[Website and app data records]

——————

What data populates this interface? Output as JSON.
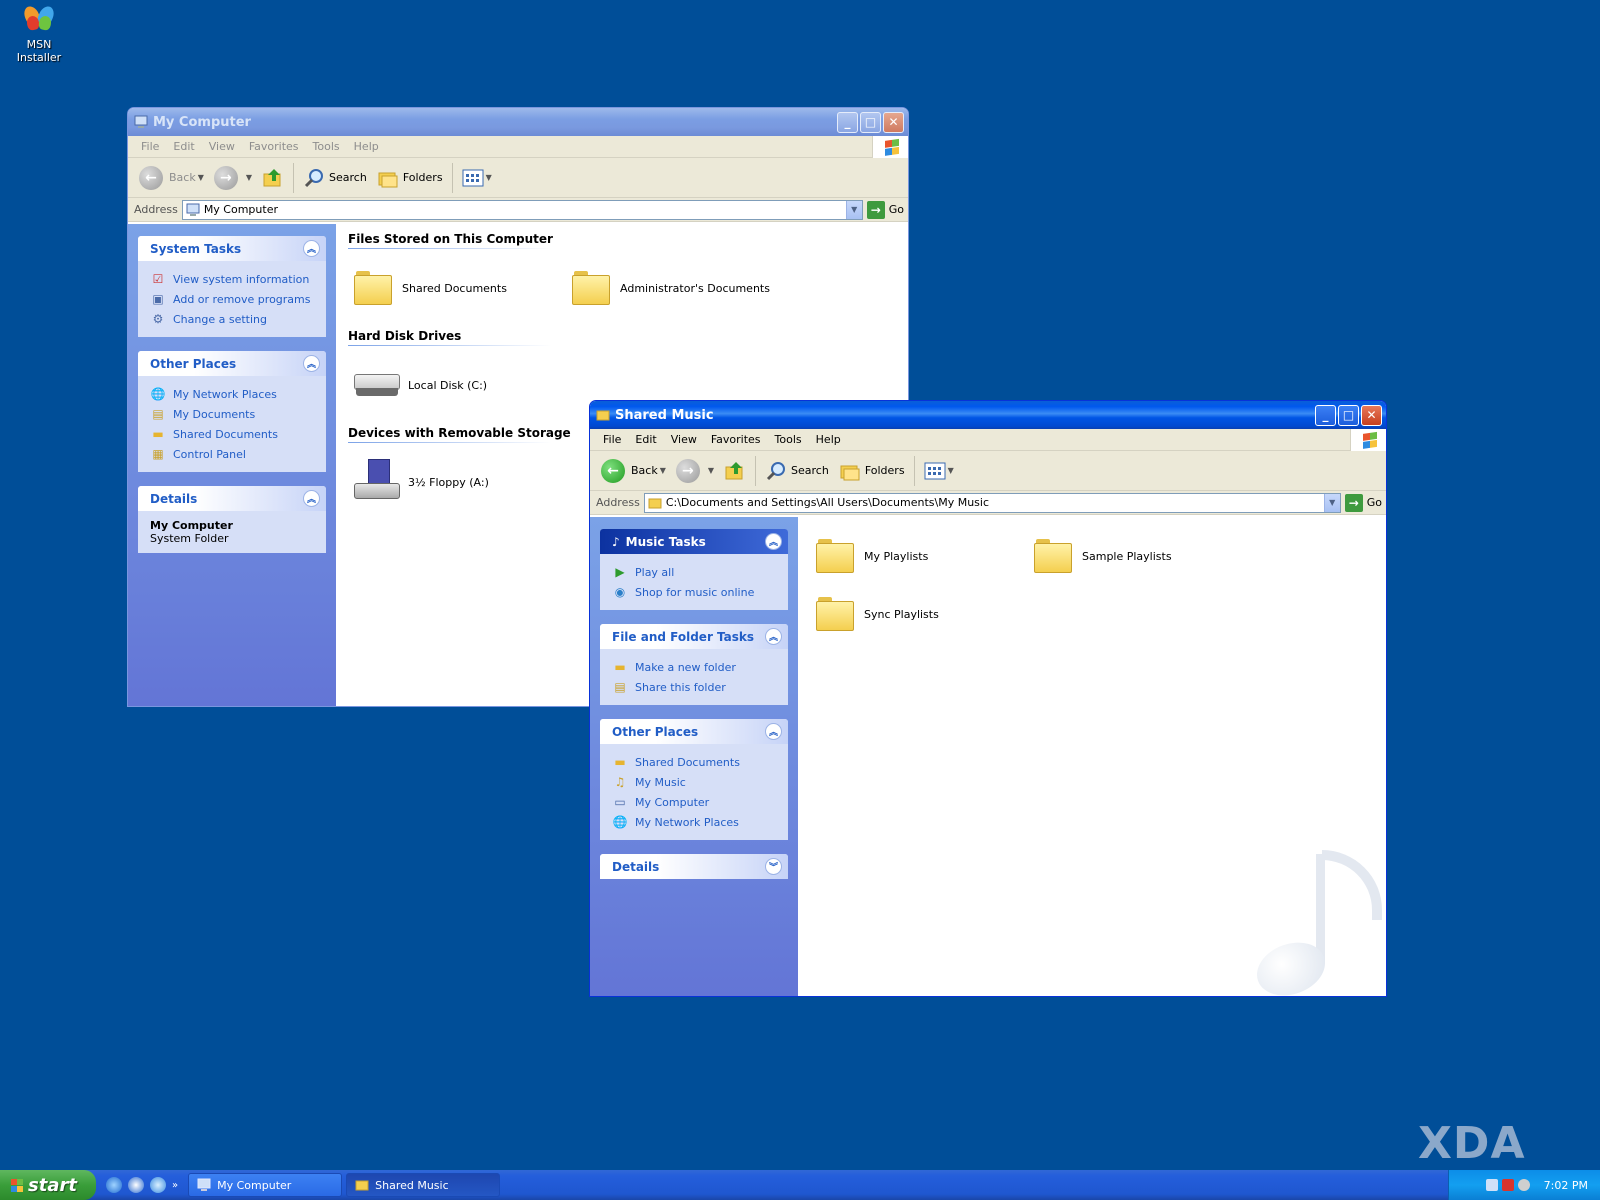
{
  "desktop": {
    "icons": [
      {
        "label": "MSN Installer",
        "icon": "msn-butterfly-icon"
      }
    ],
    "watermark": "XDA"
  },
  "my_computer": {
    "title": "My Computer",
    "menu": [
      "File",
      "Edit",
      "View",
      "Favorites",
      "Tools",
      "Help"
    ],
    "toolbar": {
      "back": "Back",
      "search": "Search",
      "folders": "Folders"
    },
    "address": {
      "label": "Address",
      "value": "My Computer",
      "go": "Go"
    },
    "system_tasks": {
      "title": "System Tasks",
      "links": [
        "View system information",
        "Add or remove programs",
        "Change a setting"
      ]
    },
    "other_places": {
      "title": "Other Places",
      "links": [
        "My Network Places",
        "My Documents",
        "Shared Documents",
        "Control Panel"
      ]
    },
    "details": {
      "title": "Details",
      "name": "My Computer",
      "type": "System Folder"
    },
    "sections": [
      {
        "title": "Files Stored on This Computer",
        "items": [
          "Shared Documents",
          "Administrator's Documents"
        ]
      },
      {
        "title": "Hard Disk Drives",
        "items": [
          "Local Disk (C:)"
        ]
      },
      {
        "title": "Devices with Removable Storage",
        "items": [
          "3½ Floppy (A:)"
        ]
      }
    ]
  },
  "shared_music": {
    "title": "Shared Music",
    "menu": [
      "File",
      "Edit",
      "View",
      "Favorites",
      "Tools",
      "Help"
    ],
    "toolbar": {
      "back": "Back",
      "search": "Search",
      "folders": "Folders"
    },
    "address": {
      "label": "Address",
      "value": "C:\\Documents and Settings\\All Users\\Documents\\My Music",
      "go": "Go"
    },
    "music_tasks": {
      "title": "Music Tasks",
      "links": [
        "Play all",
        "Shop for music online"
      ]
    },
    "file_folder_tasks": {
      "title": "File and Folder Tasks",
      "links": [
        "Make a new folder",
        "Share this folder"
      ]
    },
    "other_places": {
      "title": "Other Places",
      "links": [
        "Shared Documents",
        "My Music",
        "My Computer",
        "My Network Places"
      ]
    },
    "details": {
      "title": "Details"
    },
    "items": [
      "My Playlists",
      "Sample Playlists",
      "Sync Playlists"
    ]
  },
  "taskbar": {
    "start": "start",
    "buttons": [
      "My Computer",
      "Shared Music"
    ],
    "clock": "7:02 PM"
  },
  "colors": {
    "desktop": "#004e98",
    "link": "#215dc6",
    "title_active": "#0058ee",
    "start_green": "#3a9e3a"
  }
}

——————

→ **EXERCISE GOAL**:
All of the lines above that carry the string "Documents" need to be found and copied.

→ **RESPONSE BELOW**:
        "My Documents",
        "Shared Documents",
          "Shared Documents",
          "Administrator's Documents"
      "value": "C:\\Documents and Settings\\All Users\\Documents\\My Music",
        "Shared Documents",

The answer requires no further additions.